:: What you have to do ::
Please copy out every line in the entries that includes the word "JSON".

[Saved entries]

====================

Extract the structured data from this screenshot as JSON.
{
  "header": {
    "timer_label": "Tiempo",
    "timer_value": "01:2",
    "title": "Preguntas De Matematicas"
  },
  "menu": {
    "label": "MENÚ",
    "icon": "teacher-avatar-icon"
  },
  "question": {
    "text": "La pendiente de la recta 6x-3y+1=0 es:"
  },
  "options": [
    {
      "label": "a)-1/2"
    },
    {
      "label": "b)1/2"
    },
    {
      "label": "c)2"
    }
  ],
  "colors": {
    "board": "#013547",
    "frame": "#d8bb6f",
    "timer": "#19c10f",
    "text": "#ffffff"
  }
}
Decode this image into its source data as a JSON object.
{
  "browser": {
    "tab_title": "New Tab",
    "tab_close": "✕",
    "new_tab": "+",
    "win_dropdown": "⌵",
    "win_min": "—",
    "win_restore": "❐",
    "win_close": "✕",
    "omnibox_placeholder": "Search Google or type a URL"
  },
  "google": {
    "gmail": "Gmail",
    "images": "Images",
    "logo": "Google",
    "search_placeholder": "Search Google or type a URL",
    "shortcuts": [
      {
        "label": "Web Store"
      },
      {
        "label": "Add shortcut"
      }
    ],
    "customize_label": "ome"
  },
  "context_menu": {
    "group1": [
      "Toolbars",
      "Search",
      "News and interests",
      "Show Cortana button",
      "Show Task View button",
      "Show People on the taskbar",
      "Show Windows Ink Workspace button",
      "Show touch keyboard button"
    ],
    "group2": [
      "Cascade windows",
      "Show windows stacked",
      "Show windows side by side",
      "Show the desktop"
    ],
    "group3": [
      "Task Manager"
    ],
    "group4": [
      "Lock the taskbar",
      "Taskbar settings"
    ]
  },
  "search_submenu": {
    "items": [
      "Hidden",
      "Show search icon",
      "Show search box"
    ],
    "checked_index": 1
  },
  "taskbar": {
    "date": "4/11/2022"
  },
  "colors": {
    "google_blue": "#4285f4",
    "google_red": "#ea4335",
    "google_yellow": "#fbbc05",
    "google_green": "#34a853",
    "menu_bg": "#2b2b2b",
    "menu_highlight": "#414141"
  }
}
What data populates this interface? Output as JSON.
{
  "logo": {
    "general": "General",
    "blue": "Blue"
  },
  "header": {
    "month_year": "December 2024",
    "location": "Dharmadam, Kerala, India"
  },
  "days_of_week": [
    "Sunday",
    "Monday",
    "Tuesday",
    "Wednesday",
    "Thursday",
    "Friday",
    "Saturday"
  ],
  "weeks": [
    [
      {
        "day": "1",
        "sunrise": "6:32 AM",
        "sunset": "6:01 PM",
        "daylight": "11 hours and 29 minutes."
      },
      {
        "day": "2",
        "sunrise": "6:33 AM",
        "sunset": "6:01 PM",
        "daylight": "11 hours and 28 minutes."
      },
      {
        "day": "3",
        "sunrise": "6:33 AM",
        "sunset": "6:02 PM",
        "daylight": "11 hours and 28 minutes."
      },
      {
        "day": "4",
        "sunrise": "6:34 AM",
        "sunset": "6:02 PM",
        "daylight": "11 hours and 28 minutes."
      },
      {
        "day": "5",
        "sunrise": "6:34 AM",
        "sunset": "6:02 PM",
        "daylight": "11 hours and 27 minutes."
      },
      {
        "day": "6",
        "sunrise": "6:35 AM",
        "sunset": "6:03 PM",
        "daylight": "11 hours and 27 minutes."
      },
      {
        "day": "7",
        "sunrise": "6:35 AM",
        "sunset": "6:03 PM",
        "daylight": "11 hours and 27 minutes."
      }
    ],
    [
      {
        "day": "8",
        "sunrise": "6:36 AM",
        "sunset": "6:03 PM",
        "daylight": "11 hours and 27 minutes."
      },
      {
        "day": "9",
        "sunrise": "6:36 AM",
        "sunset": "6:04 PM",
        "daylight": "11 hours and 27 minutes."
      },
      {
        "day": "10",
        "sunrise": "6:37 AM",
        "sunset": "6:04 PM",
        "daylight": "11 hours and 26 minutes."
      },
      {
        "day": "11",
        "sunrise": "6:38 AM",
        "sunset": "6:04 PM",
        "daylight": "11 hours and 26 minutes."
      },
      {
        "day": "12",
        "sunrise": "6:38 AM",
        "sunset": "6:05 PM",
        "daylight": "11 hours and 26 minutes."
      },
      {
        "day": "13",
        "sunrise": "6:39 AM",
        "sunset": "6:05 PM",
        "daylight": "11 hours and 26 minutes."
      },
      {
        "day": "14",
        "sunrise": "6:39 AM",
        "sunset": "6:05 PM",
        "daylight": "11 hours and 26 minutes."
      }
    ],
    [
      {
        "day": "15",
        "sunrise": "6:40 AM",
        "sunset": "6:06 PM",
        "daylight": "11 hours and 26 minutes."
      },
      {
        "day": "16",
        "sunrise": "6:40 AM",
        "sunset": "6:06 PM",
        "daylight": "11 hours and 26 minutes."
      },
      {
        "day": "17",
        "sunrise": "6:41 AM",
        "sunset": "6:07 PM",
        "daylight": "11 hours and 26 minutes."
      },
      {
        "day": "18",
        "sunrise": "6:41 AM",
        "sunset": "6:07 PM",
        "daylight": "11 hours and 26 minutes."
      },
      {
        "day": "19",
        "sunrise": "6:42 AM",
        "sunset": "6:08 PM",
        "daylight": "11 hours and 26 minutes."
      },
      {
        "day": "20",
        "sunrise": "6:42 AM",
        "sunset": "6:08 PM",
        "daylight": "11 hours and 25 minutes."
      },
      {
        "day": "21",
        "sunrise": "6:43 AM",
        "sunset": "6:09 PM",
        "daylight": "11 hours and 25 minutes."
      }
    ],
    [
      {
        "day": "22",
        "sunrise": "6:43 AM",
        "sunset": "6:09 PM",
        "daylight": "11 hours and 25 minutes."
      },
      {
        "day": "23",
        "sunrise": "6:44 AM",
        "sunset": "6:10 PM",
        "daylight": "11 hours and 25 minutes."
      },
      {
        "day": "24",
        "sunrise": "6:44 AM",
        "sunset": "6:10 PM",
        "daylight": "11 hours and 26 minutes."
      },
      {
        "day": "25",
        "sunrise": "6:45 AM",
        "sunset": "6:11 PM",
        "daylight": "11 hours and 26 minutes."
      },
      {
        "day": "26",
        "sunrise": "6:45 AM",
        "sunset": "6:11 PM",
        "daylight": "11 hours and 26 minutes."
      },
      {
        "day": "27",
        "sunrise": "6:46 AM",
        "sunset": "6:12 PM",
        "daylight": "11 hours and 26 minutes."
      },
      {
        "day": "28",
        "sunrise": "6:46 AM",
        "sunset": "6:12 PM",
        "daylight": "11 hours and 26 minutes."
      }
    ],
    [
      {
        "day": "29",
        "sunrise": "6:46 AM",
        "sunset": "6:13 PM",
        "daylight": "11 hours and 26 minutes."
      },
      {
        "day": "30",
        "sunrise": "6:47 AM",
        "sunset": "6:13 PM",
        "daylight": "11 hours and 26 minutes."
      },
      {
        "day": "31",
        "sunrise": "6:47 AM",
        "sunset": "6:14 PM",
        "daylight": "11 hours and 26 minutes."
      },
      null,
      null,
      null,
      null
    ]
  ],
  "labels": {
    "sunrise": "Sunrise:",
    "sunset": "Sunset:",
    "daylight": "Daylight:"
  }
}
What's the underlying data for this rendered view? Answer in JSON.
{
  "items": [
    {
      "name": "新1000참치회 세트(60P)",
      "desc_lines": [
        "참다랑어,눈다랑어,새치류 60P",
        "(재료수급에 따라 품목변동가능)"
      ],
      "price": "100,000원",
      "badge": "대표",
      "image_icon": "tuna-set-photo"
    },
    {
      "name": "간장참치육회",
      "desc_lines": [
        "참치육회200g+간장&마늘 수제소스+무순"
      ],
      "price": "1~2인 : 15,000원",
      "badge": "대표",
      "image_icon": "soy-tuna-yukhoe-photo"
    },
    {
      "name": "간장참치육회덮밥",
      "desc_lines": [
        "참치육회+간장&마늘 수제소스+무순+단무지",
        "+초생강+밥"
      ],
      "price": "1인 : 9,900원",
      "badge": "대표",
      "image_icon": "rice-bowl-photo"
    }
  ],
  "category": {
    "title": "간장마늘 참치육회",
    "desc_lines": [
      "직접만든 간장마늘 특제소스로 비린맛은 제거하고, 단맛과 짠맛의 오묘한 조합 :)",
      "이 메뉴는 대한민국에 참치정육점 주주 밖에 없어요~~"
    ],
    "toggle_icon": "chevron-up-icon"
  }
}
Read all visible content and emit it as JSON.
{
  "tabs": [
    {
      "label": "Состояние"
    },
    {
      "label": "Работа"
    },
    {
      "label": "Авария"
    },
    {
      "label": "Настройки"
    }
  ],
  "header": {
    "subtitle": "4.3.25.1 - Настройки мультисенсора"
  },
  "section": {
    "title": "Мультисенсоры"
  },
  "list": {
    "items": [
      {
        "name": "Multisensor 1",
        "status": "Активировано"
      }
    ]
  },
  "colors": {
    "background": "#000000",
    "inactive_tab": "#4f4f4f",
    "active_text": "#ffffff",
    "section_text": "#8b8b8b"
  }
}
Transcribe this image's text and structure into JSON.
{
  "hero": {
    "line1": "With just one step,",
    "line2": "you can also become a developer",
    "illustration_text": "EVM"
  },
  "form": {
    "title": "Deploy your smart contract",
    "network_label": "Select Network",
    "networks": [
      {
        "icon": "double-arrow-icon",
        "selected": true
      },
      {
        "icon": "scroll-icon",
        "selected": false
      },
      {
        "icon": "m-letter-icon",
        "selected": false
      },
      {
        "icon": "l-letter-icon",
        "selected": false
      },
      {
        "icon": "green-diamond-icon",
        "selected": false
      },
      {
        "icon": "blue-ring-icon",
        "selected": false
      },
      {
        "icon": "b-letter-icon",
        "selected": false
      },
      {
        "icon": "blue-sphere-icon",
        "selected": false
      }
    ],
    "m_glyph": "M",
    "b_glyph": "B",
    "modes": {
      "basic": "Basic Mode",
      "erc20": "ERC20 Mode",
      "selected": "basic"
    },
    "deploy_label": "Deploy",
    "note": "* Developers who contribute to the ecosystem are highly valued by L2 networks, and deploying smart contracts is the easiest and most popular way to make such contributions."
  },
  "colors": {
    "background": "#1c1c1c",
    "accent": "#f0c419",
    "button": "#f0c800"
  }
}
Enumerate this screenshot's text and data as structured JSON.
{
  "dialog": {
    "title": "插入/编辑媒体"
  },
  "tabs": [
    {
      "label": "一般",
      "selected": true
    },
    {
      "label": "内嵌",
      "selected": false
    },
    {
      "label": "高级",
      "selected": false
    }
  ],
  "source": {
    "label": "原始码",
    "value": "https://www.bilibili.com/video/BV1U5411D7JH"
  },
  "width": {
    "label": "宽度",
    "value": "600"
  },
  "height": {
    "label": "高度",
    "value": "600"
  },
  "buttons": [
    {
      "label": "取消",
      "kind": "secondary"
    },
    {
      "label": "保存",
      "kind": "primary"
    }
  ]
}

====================

:: Result for this exercise ::
Extract the structured data from this screenshot as JSON.
Decode this image into its source data as a JSON object.
What data populates this interface? Output as JSON.
What's the underlying data for this rendered view? Answer in JSON.
Read all visible content and emit it as JSON.
Transcribe this image's text and structure into JSON.
Enumerate this screenshot's text and data as structured JSON.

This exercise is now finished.